|author||David Benjamin <firstname.lastname@example.org>||Mon Nov 13 11:58:00 2017 +0800|
|committer||Adam Langley <email@example.com>||Wed Nov 22 22:51:40 2017 +0000|
Make ECDSA signing 10% faster and plug some timing leaks. None of the asymmetric crypto we inherented from OpenSSL is constant-time because of BIGNUM. BIGNUM chops leading zeros off the front of everything, so we end up leaking information about the first word, in theory. BIGNUM functions additionally tend to take the full range of inputs and then call into BN_nnmod at various points. All our secret values should be acted on in constant-time, but k in ECDSA is a particularly sensitive value. So, ecdsa_sign_setup, in an attempt to mitigate the BIGNUM leaks, would add a couple copies of the order. This does not work at all. k is used to compute two values: k^-1 and kG. The first operation when computing k^-1 is to call BN_nnmod if k is out of range. The entry point to our tuned constant-time curve implementations is to call BN_nnmod if the scalar has too many bits, which this causes. The result is both corrections are immediately undone but cause us to do more variable-time work in the meantime. Replace all these computations around k with the word-based functions added in the various preceding CLs. In doing so, replace the BN_mod_mul calls (which internally call BN_nnmod) with Montgomery reduction. We can avoid taking k^-1 out of Montgomery form, which combines nicely with Brian Smith's trick in 3426d1011946b26ff1bb2fd98a081ba4753c9cc8. Along the way, we avoid some unnecessary mallocs. BIGNUM still affects the private key itself, as well as the EC_POINTs. But this should hopefully be much better now. Also it's 10% faster: Before: Did 15000 ECDSA P-224 signing operations in 1069117us (14030.3 ops/sec) Did 18000 ECDSA P-256 signing operations in 1053908us (17079.3 ops/sec) Did 1078 ECDSA P-384 signing operations in 1087853us (990.9 ops/sec) Did 473 ECDSA P-521 signing operations in 1069835us (442.1 ops/sec) After: Did 16000 ECDSA P-224 signing operations in 1064799us (15026.3 ops/sec) Did 19000 ECDSA P-256 signing operations in 1007839us (18852.2 ops/sec) Did 1078 ECDSA P-384 signing operations in 1079413us (998.7 ops/sec) Did 484 ECDSA P-521 signing operations in 1083616us (446.7 ops/sec) Change-Id: I2a25e90fc99dac13c0616d0ea45e125a4bd8cca1 Reviewed-on: https://boringssl-review.googlesource.com/23075 Reviewed-by: Adam Langley <firstname.lastname@example.org>
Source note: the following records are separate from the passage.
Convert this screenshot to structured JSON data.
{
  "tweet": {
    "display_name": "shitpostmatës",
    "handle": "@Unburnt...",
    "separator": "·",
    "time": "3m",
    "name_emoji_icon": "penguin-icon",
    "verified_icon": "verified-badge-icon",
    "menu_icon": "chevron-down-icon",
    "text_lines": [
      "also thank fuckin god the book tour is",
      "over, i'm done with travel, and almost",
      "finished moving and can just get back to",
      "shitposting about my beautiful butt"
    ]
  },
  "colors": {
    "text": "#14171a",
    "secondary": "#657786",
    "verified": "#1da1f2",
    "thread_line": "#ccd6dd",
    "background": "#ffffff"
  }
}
BoringSSL is a fork of OpenSSL that is designed to meet Google's needs.
Although BoringSSL is an open source project, it is not intended for general use, as OpenSSL is. We don't recommend that third parties depend upon it. Doing so is likely to be frustrating because there are no guarantees of API or ABI stability.
Programs ship their own copies of BoringSSL when they use it and we update everything as needed when deciding to make API changes. This allows us to mostly avoid compromises in the name of compatibility. It works for us, but it may not work for you.
BoringSSL arose because Google used OpenSSL for many years in various ways and, over time, built up a large number of patches that were maintained while tracking upstream OpenSSL. As Google's product portfolio became more complex, more copies of OpenSSL sprung up and the effort involved in maintaining all these patches in multiple places was growing steadily.
Currently BoringSSL is the SSL library in Chrome/Chromium, Android (but it's not part of the NDK) and a number of other apps/programs.
There are other files in this directory which might be helpful: